*** Begin section ***
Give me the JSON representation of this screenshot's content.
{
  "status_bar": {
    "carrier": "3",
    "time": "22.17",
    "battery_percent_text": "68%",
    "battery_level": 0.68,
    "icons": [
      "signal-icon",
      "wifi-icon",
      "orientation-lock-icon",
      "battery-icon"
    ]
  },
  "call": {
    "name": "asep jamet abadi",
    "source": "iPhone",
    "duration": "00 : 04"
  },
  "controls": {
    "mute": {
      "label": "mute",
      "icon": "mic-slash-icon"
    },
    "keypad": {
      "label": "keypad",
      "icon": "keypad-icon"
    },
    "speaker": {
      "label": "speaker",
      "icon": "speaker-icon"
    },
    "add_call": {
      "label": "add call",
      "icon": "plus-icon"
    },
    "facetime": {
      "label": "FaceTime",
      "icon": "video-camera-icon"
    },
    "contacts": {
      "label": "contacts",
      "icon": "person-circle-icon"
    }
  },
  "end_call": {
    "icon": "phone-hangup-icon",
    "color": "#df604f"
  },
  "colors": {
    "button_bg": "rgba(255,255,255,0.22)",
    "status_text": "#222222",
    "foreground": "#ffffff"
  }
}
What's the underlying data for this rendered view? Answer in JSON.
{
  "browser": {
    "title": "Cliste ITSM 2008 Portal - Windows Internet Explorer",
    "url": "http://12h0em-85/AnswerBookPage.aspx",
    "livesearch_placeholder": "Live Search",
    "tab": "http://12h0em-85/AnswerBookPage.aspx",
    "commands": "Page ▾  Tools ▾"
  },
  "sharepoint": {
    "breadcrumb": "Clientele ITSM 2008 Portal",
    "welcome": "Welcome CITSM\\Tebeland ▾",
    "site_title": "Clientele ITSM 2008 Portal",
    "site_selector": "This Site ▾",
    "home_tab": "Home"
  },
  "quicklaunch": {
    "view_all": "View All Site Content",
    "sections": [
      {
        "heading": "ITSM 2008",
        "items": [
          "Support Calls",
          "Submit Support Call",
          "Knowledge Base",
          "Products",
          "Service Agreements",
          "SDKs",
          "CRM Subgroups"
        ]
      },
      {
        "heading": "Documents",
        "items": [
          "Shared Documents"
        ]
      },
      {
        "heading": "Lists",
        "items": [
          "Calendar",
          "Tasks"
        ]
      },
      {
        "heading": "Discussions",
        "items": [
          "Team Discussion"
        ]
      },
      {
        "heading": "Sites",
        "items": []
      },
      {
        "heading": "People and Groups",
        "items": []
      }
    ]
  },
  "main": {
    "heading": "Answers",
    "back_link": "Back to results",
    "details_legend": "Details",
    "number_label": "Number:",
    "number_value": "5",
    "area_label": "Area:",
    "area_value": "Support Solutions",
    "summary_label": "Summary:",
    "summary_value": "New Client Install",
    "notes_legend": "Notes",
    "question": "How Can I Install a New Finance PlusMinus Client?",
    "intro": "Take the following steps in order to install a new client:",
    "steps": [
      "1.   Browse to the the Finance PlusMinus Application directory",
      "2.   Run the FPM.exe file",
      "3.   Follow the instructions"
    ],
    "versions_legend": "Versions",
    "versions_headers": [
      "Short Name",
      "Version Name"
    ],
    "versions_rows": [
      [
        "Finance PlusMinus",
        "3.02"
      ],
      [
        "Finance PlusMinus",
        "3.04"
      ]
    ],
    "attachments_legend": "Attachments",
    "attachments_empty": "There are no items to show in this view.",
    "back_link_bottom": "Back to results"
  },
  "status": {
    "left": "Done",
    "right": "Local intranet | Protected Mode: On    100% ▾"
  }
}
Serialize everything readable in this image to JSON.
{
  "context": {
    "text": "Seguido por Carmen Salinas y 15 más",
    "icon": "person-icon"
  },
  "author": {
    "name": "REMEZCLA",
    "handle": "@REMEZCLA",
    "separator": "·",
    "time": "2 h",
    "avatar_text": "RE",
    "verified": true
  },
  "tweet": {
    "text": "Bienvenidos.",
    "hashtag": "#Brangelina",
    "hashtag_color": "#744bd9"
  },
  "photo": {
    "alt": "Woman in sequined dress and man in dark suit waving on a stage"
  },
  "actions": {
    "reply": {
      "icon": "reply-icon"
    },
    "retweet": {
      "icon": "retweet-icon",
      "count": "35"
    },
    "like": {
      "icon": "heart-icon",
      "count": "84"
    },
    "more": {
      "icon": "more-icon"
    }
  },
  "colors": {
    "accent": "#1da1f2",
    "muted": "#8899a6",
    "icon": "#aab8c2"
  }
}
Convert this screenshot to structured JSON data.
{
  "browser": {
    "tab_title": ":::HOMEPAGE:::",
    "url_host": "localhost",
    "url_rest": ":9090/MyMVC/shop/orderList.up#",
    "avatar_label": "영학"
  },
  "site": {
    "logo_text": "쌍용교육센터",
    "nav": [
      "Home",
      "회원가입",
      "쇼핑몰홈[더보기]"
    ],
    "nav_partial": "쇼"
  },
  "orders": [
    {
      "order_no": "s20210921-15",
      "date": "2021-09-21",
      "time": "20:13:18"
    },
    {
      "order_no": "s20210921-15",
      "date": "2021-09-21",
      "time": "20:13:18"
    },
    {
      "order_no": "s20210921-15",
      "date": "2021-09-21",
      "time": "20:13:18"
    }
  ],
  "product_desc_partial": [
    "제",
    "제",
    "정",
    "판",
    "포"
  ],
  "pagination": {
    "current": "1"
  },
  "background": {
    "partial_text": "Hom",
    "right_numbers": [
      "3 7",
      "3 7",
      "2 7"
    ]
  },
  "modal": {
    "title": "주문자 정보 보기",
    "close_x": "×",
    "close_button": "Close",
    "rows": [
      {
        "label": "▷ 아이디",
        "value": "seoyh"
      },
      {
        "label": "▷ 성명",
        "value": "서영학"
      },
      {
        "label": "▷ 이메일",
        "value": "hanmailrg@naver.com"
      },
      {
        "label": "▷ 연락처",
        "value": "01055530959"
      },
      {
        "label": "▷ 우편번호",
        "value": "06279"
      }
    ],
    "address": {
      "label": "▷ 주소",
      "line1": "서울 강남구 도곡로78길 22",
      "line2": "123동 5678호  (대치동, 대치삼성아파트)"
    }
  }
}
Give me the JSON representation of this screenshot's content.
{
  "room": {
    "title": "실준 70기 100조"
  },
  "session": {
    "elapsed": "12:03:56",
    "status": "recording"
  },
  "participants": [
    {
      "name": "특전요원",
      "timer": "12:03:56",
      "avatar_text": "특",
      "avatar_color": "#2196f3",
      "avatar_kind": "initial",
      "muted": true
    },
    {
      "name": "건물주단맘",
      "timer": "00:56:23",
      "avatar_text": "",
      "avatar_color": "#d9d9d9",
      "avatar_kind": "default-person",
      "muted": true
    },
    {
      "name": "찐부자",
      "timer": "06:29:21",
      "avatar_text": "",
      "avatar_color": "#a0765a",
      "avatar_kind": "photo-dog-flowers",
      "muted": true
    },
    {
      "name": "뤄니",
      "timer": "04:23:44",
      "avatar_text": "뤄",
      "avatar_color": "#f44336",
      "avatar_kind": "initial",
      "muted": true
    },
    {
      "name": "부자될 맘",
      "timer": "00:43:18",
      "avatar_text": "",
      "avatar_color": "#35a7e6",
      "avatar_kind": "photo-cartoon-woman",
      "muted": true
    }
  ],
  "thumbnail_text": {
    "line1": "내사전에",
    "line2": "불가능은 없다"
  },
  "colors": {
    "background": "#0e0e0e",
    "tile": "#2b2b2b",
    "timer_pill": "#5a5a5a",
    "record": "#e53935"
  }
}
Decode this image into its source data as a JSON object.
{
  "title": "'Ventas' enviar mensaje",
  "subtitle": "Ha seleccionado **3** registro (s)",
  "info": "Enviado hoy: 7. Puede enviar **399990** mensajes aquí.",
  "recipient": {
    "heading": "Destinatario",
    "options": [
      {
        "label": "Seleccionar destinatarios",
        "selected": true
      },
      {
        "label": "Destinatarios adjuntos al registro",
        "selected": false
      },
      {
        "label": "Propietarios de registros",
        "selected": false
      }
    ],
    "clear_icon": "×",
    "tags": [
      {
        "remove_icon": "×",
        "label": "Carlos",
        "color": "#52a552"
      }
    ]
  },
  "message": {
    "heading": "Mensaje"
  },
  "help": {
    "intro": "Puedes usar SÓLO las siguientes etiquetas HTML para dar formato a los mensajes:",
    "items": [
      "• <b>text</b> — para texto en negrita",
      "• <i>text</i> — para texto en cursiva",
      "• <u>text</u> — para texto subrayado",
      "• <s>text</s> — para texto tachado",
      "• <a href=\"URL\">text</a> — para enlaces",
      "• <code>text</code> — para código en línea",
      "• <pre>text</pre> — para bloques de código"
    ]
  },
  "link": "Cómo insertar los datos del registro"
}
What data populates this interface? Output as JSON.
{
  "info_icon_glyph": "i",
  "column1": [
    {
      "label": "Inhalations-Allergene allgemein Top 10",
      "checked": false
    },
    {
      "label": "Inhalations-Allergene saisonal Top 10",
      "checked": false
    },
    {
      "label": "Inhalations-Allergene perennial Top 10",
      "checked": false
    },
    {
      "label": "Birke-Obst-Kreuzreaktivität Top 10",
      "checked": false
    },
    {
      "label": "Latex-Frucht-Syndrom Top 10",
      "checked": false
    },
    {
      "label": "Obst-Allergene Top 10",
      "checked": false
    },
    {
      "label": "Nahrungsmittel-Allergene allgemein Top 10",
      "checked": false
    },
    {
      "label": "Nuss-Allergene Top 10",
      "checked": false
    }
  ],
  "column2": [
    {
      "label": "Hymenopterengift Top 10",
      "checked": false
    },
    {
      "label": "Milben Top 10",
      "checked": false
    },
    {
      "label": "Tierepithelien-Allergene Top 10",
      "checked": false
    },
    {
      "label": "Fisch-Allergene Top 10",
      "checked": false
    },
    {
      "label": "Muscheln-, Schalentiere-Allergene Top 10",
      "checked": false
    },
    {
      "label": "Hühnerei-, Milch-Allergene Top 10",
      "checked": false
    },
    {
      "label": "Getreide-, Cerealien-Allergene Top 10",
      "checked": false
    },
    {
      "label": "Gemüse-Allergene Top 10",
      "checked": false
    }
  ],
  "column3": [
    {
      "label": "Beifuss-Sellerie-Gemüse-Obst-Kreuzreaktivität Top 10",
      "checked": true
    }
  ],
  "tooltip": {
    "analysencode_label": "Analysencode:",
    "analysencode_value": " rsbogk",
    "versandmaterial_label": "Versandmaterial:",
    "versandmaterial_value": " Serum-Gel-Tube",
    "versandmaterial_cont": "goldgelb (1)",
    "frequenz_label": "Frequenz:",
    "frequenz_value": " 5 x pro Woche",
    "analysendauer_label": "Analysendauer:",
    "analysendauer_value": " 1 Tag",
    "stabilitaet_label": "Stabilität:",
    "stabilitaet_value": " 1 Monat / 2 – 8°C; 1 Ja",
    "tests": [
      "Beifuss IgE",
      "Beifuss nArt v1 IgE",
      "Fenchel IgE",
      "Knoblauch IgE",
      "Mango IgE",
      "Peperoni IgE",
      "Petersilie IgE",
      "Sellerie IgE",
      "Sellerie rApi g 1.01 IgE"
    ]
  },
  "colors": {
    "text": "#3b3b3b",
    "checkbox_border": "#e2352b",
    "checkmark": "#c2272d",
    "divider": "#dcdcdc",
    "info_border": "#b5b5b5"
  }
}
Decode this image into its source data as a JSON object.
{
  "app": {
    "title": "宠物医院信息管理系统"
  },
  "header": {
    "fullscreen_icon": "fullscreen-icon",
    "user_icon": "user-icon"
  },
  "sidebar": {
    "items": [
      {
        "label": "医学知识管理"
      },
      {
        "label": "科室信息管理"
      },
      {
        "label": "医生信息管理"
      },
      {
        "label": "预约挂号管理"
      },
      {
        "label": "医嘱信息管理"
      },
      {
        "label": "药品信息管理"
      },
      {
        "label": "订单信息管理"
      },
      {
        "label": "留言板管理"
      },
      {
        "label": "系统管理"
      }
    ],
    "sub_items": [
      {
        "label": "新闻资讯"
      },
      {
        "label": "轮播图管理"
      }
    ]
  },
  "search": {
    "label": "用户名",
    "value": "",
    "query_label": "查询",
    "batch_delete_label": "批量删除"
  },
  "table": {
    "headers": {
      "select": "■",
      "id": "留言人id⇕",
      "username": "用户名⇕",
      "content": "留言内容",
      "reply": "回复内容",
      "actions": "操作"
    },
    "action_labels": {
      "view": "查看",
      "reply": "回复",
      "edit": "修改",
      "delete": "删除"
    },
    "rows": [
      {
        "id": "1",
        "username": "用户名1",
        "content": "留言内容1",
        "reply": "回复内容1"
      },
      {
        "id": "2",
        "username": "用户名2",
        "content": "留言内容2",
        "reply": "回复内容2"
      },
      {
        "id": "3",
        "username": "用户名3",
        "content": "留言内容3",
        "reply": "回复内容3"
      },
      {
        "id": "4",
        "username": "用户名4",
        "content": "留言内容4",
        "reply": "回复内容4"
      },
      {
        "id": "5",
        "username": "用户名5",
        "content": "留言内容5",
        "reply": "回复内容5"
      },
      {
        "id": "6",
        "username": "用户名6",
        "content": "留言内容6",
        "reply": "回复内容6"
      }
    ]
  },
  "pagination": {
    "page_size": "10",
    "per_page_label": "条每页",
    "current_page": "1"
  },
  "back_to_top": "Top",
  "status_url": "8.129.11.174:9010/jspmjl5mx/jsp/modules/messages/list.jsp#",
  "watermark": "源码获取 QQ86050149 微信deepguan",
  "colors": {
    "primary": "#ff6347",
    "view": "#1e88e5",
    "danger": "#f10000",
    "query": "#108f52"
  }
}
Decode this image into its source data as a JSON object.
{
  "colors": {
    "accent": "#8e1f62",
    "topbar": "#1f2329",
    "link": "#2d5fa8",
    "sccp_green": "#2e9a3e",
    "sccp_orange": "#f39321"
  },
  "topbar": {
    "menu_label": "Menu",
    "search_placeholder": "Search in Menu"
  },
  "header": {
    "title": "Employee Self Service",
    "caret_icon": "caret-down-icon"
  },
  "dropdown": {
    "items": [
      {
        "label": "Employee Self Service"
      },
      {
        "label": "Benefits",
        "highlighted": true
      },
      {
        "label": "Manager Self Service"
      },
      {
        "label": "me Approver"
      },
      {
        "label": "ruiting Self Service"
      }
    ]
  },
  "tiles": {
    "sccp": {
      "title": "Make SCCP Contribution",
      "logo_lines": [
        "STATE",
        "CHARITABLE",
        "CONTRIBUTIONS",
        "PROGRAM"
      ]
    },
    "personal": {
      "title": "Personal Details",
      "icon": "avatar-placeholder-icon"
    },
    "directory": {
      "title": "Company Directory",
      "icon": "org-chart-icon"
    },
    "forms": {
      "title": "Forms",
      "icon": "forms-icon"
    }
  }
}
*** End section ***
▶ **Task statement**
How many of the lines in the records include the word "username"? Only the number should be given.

▶ **Problem solution**
7